EXERCISE BRIEF -
Below are some entries. Reproduce them word for word.

DATA SHOWN -
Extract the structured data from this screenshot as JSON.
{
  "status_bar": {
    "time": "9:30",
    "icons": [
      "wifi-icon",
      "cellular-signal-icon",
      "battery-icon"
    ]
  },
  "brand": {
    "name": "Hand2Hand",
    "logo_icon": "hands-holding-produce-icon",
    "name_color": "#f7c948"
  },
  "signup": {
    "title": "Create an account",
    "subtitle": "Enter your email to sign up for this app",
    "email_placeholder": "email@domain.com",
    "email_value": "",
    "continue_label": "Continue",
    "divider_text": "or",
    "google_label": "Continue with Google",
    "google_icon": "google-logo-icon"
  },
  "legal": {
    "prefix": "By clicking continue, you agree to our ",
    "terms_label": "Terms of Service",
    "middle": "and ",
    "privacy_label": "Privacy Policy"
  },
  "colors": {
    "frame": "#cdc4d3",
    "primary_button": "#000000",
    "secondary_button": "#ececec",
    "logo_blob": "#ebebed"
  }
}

RESULT BELOW -
Extract the structured data from this screenshot as JSON.
{
  "status_bar": {
    "time": "9:30",
    "icons": [
      "wifi-icon",
      "cellular-signal-icon",
      "battery-icon"
    ]
  },
  "brand": {
    "name": "Hand2Hand",
    "logo_icon": "hands-holding-produce-icon",
    "name_color": "#f7c948"
  },
  "signup": {
    "title": "Create an account",
    "subtitle": "Enter your email to sign up for this app",
    "email_placeholder": "email@domain.com",
    "email_value": "",
    "continue_label": "Continue",
    "divider_text": "or",
    "google_label": "Continue with Google",
    "google_icon": "google-logo-icon"
  },
  "legal": {
    "prefix": "By clicking continue, you agree to our ",
    "terms_label": "Terms of Service",
    "middle": "and ",
    "privacy_label": "Privacy Policy"
  },
  "colors": {
    "frame": "#cdc4d3",
    "primary_button": "#000000",
    "secondary_button": "#ececec",
    "logo_blob": "#ebebed"
  }
}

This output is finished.